Task objective: Every entry below is to be retyped exactly as it appears.
┌─ Records provided
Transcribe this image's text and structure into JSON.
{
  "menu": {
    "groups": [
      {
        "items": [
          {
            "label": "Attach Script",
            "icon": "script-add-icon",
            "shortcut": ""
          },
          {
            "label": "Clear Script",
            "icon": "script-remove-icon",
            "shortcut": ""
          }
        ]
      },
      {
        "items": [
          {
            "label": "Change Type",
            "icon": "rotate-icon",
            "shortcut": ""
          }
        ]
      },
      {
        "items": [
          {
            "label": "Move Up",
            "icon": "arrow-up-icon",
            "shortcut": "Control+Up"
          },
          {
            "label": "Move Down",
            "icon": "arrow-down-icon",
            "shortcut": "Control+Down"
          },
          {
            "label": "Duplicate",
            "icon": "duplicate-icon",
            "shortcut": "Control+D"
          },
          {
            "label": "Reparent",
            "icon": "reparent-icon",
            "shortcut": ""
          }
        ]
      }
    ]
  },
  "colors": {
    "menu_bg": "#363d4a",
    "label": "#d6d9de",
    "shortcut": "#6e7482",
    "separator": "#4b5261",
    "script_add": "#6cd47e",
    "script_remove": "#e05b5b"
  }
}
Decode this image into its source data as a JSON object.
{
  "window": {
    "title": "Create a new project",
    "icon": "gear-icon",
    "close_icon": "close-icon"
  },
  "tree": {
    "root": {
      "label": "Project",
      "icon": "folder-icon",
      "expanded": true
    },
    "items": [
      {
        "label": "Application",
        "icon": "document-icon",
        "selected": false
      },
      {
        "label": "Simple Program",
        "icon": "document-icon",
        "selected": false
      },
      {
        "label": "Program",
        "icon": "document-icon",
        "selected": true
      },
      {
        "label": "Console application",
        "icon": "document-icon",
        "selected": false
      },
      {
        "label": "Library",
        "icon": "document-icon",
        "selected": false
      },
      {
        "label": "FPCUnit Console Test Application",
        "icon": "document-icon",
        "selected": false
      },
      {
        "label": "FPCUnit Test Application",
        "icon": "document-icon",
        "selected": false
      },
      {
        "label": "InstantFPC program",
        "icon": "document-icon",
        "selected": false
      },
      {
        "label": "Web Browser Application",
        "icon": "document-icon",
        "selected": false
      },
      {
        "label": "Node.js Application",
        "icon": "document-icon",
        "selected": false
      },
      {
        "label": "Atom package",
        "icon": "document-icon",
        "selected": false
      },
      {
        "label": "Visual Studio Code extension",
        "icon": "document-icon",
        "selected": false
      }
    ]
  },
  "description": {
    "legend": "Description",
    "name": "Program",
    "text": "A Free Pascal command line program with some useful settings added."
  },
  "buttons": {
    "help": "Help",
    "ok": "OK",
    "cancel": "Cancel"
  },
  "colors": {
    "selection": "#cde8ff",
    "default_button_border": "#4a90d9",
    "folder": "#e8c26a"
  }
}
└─
Worked solution:
Transcribe this image's text and structure into JSON.
{
  "menu": {
    "groups": [
      {
        "items": [
          {
            "label": "Attach Script",
            "icon": "script-add-icon",
            "shortcut": ""
          },
          {
            "label": "Clear Script",
            "icon": "script-remove-icon",
            "shortcut": ""
          }
        ]
      },
      {
        "items": [
          {
            "label": "Change Type",
            "icon": "rotate-icon",
            "shortcut": ""
          }
        ]
      },
      {
        "items": [
          {
            "label": "Move Up",
            "icon": "arrow-up-icon",
            "shortcut": "Control+Up"
          },
          {
            "label": "Move Down",
            "icon": "arrow-down-icon",
            "shortcut": "Control+Down"
          },
          {
            "label": "Duplicate",
            "icon": "duplicate-icon",
            "shortcut": "Control+D"
          },
          {
            "label": "Reparent",
            "icon": "reparent-icon",
            "shortcut": ""
          }
        ]
      }
    ]
  },
  "colors": {
    "menu_bg": "#363d4a",
    "label": "#d6d9de",
    "shortcut": "#6e7482",
    "separator": "#4b5261",
    "script_add": "#6cd47e",
    "script_remove": "#e05b5b"
  }
}
Decode this image into its source data as a JSON object.
{
  "window": {
    "title": "Create a new project",
    "icon": "gear-icon",
    "close_icon": "close-icon"
  },
  "tree": {
    "root": {
      "label": "Project",
      "icon": "folder-icon",
      "expanded": true
    },
    "items": [
      {
        "label": "Application",
        "icon": "document-icon",
        "selected": false
      },
      {
        "label": "Simple Program",
        "icon": "document-icon",
        "selected": false
      },
      {
        "label": "Program",
        "icon": "document-icon",
        "selected": true
      },
      {
        "label": "Console application",
        "icon": "document-icon",
        "selected": false
      },
      {
        "label": "Library",
        "icon": "document-icon",
        "selected": false
      },
      {
        "label": "FPCUnit Console Test Application",
        "icon": "document-icon",
        "selected": false
      },
      {
        "label": "FPCUnit Test Application",
        "icon": "document-icon",
        "selected": false
      },
      {
        "label": "InstantFPC program",
        "icon": "document-icon",
        "selected": false
      },
      {
        "label": "Web Browser Application",
        "icon": "document-icon",
        "selected": false
      },
      {
        "label": "Node.js Application",
        "icon": "document-icon",
        "selected": false
      },
      {
        "label": "Atom package",
        "icon": "document-icon",
        "selected": false
      },
      {
        "label": "Visual Studio Code extension",
        "icon": "document-icon",
        "selected": false
      }
    ]
  },
  "description": {
    "legend": "Description",
    "name": "Program",
    "text": "A Free Pascal command line program with some useful settings added."
  },
  "buttons": {
    "help": "Help",
    "ok": "OK",
    "cancel": "Cancel"
  },
  "colors": {
    "selection": "#cde8ff",
    "default_button_border": "#4a90d9",
    "folder": "#e8c26a"
  }
}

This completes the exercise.